ALL

Getting Started with Soils

Before beginning a soil unit, ask students to draw or predict what they would find in a sample of soil. Then bring in or have students collect samples of soils from different settings: a building site, a garden, woods, and schoolyard, for instance. Invite each small group of students to examine a sample with hand lenses, toothpicks, and other tools, then describe the soil's color, texture, moisture, and smell. Ask students to identify, describe, and record the different materials they find. What evidence of plant and animal life do they see?

Biosphere in a Bottle

What insights can a jar full of mud and water give us about life on planet Earth? Can an ecosystem within a jar teach us about the Earth's biosphere? Consider inviting your students to set up windowsill or GrowLab investigations to explore these questions.

Praying Mantid Activities

Keeping praying mantids thriving indoors was a challenge that consumed Fran Bosi's elementary science students in Bayside, NY. Wanting to closely observe the creatures in the classroom, they had obtained mantid eggs from a science supplier during the winter when spring still seemed a remote possibility.

Herbs Across the Curriculum

With their rich historical backstories and uses, herbs can inspire cross-disciplinary activities for school gardeners. Some examples follow:

Dipping Into A Pond's Ecosystem

"My inner-city first graders had little experience with and access to wildlife or habitats," reports Terre Haute, IN, teacher Todd Warren. But that didn't stop them from hatching ideas and questions about what forms of life they might like to see in their small courtyard.

Worm Activities for the Classroom

The True Measure of a Worm

Challenge students to guess the length of an earthworm, then try using a ruler or tape measure to determine the actual size. Ask, What problems do you encounter? After watching how earthworms move, why do you think it's difficult to measure their true length? What is it about their bodies that might cause them to seem to shrink and grow? How do you think this helps them move through soil? Draw bar graphs comparing an estimate of a worm's length with its true length, both when stretched out and when shortened.

Growing Classroom Herbs

Many herb plants can be easily grown in a classroom light garden or windowsill, started from seeds, cuttings, or plants. Local nurseries, friends' gardens, and catalogs are good sources of seeds and plants. Here are a few tips to get you started.

Dyeing Across the Curriculum

Fran Ludwig, Science Consultant from Lexington, MA, reports that the plant dyeing students tried during a study of colonial crafts sparked lots of questions worthy of classroom investigation: What happens if we leave it in the dye bath longer? Will dyes work differently in different types of fabrics? What flowers might make good dyes? Will different parts of the same plant produce different colors? Can we dye other materials like wood, shells, etc.?

Digging Deeper with Seeds

Discover How They Get Around
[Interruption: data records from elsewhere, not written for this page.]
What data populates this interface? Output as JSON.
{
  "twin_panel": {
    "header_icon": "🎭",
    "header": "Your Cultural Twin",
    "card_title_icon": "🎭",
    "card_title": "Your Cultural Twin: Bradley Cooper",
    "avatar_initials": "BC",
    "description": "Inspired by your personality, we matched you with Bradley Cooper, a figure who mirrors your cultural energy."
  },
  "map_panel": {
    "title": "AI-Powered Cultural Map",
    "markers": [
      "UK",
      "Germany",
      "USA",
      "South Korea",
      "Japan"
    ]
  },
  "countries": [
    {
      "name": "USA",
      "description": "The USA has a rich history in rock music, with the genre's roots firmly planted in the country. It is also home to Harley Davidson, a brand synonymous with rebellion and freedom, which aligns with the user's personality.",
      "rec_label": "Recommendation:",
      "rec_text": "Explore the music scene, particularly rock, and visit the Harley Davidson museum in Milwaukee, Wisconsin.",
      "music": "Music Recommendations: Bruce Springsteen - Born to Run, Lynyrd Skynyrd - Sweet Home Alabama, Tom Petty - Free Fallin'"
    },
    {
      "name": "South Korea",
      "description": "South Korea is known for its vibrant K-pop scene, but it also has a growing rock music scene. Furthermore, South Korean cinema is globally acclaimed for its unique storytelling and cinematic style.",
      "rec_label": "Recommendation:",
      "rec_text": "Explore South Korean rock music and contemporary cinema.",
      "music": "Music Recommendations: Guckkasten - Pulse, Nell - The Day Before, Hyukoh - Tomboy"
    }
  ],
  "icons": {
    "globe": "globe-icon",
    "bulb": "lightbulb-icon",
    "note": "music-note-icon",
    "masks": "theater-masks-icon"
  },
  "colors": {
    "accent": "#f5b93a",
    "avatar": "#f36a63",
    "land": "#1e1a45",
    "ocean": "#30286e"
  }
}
Because plants are anchored to the earth, they have to be clever about relocating their offspring (seeds) so they won't have to compete for resources with their parents. Some are carried on the wind or water. Others hitch a ride on passing animals or are naturally catapulted great distances. Those that are concealed in tempting fruits are eaten by animals and deposited elsewhere. Invite students to take a fall seed walk in search of clues of traveling seeds.

Flower/Pollinator Investigations

As students actively explore blooms indoors and out, consider how to help them grasp the concept that every aspect of flowers is vital to their mission: to spread pollen and produce seeds. Students' observations will lead to fertile questions, some of which they can answer through investigations. When appropriate, consider infusing the following types of questions to prompt further thinking about flower/pollinator alliances.

 

Syndicate content

KidsGardening logoGardeningWithKidsNational Gardening Assocation logo


 

Kids Gardening and the National Gardening Association actively work with schools and communities across the country to provide educational resources and build gardens to promote health, wellness, and sustainability.

 

Copyright © 1999-2014 National Gardening Association     |     www.kidsgardening.org & www.garden.org      |     Created on 03/15/99, 

Last updated on 10/21/2014
seo google sıra bulucu kanun script encode decode google sira bulucu google pagerank sorgulama seo google sıra bulucu ukash kanunlar